India urges Pakistan to resume onion exports
- 7 January 2011
- From the section South Asia
India is trying to persuade Pakistan to resume exporting onions overland to curb soaring prices.
The matter has been taken up with the government of Pakistan, External Affairs Minister SM Krishna said.
Pakistan banned overland exports of onions to India on Tuesday with traders saying they feared shortages at home.
Last month, India abolished import taxes on onions after prices nearly tripled in a month.
"We have initiated talks and before not too long, we are hopeful we will find a solution to this, easing pressure within our country for onions," Mr Krishna told a press conference in Delhi.
Pakistan banned exports to India through the land route via the Attari-Wagah border crossing, although the sea route is still open.
Much of the trade, however, is by road and rail which are cheaper and quicker.
India's food inflation has risen for the fifth straight week this week to 18.32% - the highest in more than a year.
The price of onions, a key food staple for Indian families used in almost all dishes, has risen dramatically over the past month.
A kilogram which usually costs 20 rupees went up to 85 rupees ($1.87; £1.20) last month. At present, it is 65 to 70 rupees a kilo.
The rise has been blamed on unusually heavy rains in the bulk-producing western states of Maharashtra and Gujarat and in southern states, as well as on hoarders and speculators.
Discontent over food inflation has been a major headache for the government.
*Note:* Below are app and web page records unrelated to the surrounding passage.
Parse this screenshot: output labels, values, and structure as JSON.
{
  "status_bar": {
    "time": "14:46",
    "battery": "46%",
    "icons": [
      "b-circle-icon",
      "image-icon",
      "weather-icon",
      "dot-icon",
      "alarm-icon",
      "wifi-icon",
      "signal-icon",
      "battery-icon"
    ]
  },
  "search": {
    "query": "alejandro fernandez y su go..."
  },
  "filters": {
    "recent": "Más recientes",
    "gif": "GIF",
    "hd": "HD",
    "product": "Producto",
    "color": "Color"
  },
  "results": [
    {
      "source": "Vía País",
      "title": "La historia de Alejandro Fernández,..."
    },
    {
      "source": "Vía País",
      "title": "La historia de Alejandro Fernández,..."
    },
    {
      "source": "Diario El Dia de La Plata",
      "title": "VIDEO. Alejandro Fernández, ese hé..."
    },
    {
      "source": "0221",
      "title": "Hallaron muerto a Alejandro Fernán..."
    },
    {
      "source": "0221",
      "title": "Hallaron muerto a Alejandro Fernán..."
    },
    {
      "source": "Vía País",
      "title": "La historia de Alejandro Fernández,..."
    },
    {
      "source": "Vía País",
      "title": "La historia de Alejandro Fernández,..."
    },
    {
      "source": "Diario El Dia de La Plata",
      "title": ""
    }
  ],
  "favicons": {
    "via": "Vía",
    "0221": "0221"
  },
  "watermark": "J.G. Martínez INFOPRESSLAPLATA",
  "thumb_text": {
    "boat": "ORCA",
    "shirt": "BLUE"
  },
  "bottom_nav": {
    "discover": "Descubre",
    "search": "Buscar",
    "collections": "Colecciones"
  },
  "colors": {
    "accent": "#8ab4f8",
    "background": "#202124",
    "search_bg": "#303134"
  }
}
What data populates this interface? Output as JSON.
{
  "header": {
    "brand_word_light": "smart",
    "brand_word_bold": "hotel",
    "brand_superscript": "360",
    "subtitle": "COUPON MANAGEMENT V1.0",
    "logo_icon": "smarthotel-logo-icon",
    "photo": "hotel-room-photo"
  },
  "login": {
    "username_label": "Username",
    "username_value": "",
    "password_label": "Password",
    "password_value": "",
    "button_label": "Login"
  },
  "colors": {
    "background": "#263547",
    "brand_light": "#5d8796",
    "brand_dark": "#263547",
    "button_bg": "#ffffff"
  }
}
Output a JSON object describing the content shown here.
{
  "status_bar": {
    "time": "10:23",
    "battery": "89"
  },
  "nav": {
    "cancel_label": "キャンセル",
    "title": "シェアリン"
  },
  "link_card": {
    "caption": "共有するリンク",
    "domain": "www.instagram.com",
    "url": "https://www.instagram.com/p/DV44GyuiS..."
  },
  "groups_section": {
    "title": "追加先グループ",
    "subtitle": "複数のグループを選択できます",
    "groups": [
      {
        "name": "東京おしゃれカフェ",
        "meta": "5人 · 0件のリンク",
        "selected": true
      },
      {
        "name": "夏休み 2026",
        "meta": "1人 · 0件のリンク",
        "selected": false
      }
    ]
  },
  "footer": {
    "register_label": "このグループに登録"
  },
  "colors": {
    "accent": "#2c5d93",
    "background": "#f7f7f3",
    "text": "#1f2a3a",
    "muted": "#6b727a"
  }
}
High prices of essential commodities such as onions have previously sparked unrest and helped bring down the national government in 2004.